Every week, in the Spirit section, there will be a prayer focus, a meditation focus, a journaling focus, and a breath prayer.  These practices will correspond to the Word from the previous section.  When the Spirit and the Word work together, they draw us into the Living Word and allow us to commune with and worship the Father.  As you pray during the week, be guided by what you read in the Word and how the Spirit speaks presently to you.  May your prayers be an personal expression of the living Word abiding within you.  Meditate on the Word and allow it to move through your soul, listening as the Spirit whispers words of grace and love into your mind.  May the Living Word renew your mind through communion with and focus on God.  Take time to write reflections in a journal, reminding you how the Word has taken root within you in the past and how the Spirit might move you into a new experience of God in the days to come.  May you give witness to how the presence and activity of Living Word has written your personal story.  And finally, throughout your week, as you find yourself in moments of challenge, need, or reflection, breathe in the truth of the Word and the presence of the Spirit, and breathe out the simple phrase of trusting petition found in the breath prayer.  May the Living Word connect you at all times with the mercy and compassion of God.

These Word and Spirit guides are designed as weekly guides and not daily guides.  They can be used daily, of course.  However, the theme lasts for the whole week.  Too often we use daily devotional guides that change themes daily.  We rush through the Scripture, through the practice, through the theme, and end up consuming our devotional life instead of intentionally practicing communion with God.  The weekly guide gives us the latitude to sit with one passage and theme for a whole week, so that the Word and Spirit might work through our whole selves, like the yeast from the gospel parable of Jesus.  In this way, we are more thoroughly transformed than when we rush into and out of scattered daily devotions.  This also allows us to space out what can be very meaningful spiritual practices.  For instance, Tuesday might be your day for meditation; Wednesday might be your day for reflecting on the image included with the Word; Thursday might be your day for extended prayer centered on the Scripture; and so on.  This also prepares us to come to Sunday morning worship with a deeper yearning for and understanding of the Scripture.  Thus, we learn to abide in God through the Word and Spirit, rather than simply utilizing Scripture and spiritual practices to check off another day of devotion.  However, we are encouraged to continue with daily Scripture reading above and beyond the Word and Spirit Guide, and so a daily schedule of Scripture readings is included in the Word section of each guide.

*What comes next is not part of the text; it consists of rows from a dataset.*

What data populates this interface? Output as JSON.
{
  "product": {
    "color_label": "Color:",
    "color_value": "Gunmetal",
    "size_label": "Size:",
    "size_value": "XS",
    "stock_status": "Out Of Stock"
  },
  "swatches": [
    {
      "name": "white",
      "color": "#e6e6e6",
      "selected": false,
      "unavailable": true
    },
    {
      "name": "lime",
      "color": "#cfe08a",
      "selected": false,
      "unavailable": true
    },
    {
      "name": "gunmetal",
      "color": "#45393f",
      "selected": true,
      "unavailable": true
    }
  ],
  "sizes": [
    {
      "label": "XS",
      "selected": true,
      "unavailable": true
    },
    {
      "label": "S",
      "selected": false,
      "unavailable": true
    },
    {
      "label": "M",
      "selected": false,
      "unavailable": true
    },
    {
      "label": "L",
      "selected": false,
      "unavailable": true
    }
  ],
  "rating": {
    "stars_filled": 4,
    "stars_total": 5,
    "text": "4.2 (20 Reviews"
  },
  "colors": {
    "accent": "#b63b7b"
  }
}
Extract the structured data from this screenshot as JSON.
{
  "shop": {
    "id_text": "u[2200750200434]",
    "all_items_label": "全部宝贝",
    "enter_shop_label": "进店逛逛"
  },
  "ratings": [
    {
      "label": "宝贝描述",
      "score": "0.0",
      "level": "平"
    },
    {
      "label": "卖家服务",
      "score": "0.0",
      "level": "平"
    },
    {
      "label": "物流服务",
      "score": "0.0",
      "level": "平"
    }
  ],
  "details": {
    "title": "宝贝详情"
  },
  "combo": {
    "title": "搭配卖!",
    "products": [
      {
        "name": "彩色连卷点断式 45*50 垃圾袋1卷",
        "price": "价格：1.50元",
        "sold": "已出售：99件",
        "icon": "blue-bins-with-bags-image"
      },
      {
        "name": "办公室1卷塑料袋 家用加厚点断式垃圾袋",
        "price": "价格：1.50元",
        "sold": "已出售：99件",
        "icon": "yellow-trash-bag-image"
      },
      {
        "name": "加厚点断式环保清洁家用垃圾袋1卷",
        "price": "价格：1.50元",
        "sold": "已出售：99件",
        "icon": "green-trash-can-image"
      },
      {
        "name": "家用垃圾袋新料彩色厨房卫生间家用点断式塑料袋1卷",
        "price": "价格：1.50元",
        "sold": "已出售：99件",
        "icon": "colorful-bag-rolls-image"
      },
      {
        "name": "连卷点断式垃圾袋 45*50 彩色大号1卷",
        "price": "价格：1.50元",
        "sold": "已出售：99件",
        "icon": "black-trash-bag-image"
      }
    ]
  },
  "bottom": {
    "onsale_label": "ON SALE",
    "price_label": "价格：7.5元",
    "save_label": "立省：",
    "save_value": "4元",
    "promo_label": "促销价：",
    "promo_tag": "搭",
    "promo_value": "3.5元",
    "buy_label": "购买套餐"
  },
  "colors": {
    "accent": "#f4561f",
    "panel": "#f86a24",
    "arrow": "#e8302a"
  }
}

Each new weekly Word and Spirit Guide will be uploaded on Tuesday and will cover Tuesday through the following Monday.  Monday is considered a sabbath day for the purpose of the Word and Spirit Guides, a day to rest from worship preparation after coming together on Sunday morning.  Of course, though, even in our times of sabbath God is willing and desiring to commune with us in grace and joy.  Thus, there will still be a Monday Scripture reading and we are always encouraged to continue praying on Monday.  On Mondays the audio sermon from Sunday will be uploaded and listed as the “Pastoral Response” to the previous week’s Word and Spirit Guide.

Brothers and sisters, this is an invitation to grace through the Word and Spirit.  Pray these prayers, read these Scriptures, meditate on the images and themes, and be willing to place yourself within the stories so that you might encounter the God and Father of our Lord Jesus Christ in deep communion and in the power of the Holy Spirit!